On appeal from the Superior Court of New Jersey, Law Division, Atlantic County, Municipal Appeal No. 0021-10.
NOT FOR PUBLICATION WITHOUT THE APPROVAL OF THE APPELLATE DIVISION
Submitted August 17, 2011
Before Judges J. N. Harris and Fasciale.
Defendant Calvin Fireall appeals from the Law Division's de novo finding of guilt of the petty disorderly persons offense of harassment, N.J.S.A. 2C:33-4(a). We affirm.
These are the facts taken from the trial record generated in the Somers Point Municipal Court. Heather Martina and Fireall are the parents of a four-year-old child and had been engaged in ongoing custody disputes related to their son.
Martina testified that when she awoke on October 30, 2009, her cell phone indicated that it had received a series of "[fifty] to [fifty-five] missed restricted calls." Martina had not answered any of the calls, and she had no idea who had placed them until November 12, 2009, when Fireall told her that he had called her numerous times "about two weeks ago."
The next restricted call -- meaning that Martina's cell phone did not reveal the telephone number of the caller -- was received thirteen days later, on November 12, 2009. Martina answered the call and heard the voice of Fireall. There ensued a short discussion about a court case involving the couple's son, with Martina telling Fireall, "I want nothing to do with you," and then terminating the call.
Fireall called back the same day. Martina hung up. Then a third call was received by Martina from Fireall. Martina stated that Fireall said to her, "when [I] get full custody of our son, [you're] never going to see him ever again."
Martina testified further that throughout the day of November 12, 2009, she received "[l]ike [twenty] to [twenty-six]" restricted phone calls that she ignored. Finally fed up, Martina went to the Somers Point Police Department where she answered a restricted phone call that she claimed was from Fireall, and handed the cell phone to Sergeant Anthony Disciascio. The police officer told the caller to stop calling Martina's cell phone. The caller then said to Disciascio, "would you advise [Martina] that our son is sick."
Fireall also testified. He claimed that he was the one being harassed and victimized, and that he did not make the several restricted calls to Martina. Specifically, Fireall stated, "I did not call this girl. I wasn't present to call this girl. The people who were with me during the time said I didn't call this girl."

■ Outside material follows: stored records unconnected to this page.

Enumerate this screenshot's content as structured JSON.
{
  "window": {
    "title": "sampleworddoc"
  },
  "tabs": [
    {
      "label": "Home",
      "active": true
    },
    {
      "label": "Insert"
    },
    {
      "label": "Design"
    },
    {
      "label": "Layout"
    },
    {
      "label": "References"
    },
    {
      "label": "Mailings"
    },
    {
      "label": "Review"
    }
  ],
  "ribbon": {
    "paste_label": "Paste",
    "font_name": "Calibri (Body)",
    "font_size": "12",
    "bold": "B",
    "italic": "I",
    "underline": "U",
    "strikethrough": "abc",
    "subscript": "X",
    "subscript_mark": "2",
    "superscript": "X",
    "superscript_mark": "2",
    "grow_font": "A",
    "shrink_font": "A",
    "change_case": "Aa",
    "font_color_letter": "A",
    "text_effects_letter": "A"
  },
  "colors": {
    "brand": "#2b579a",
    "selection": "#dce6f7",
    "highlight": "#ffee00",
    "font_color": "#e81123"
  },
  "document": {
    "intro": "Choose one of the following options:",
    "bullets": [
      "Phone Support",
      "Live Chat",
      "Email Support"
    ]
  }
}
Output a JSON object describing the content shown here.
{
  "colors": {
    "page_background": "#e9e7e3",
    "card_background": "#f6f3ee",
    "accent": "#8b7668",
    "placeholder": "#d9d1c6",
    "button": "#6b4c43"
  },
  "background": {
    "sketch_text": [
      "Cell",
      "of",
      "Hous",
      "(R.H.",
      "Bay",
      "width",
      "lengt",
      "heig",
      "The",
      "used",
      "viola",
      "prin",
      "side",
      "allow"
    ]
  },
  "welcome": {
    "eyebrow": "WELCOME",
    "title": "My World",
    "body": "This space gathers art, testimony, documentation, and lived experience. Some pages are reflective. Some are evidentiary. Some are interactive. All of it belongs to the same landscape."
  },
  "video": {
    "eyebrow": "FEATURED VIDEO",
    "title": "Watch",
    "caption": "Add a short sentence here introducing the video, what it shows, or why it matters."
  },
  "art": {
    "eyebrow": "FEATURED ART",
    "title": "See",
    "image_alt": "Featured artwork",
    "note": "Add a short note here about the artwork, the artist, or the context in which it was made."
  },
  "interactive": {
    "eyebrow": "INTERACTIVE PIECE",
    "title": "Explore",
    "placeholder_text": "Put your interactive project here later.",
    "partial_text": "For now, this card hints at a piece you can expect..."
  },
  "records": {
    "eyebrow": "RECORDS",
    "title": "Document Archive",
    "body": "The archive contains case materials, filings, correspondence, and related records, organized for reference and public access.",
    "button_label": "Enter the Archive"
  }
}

At the conclusion of the trial in the municipal court, Fireall was found guilty. The municipal court judge made the following sparse finding:
I've listened carefully to the testimony and I'm convinced beyond a reasonable doubt that you made the phone calls. Whatever that proves I'm not exactly sure. It proves that on this day you were trying to get a hold of her and you shouldn't have been. ... So all you're charged with is simple harassment. I'm ...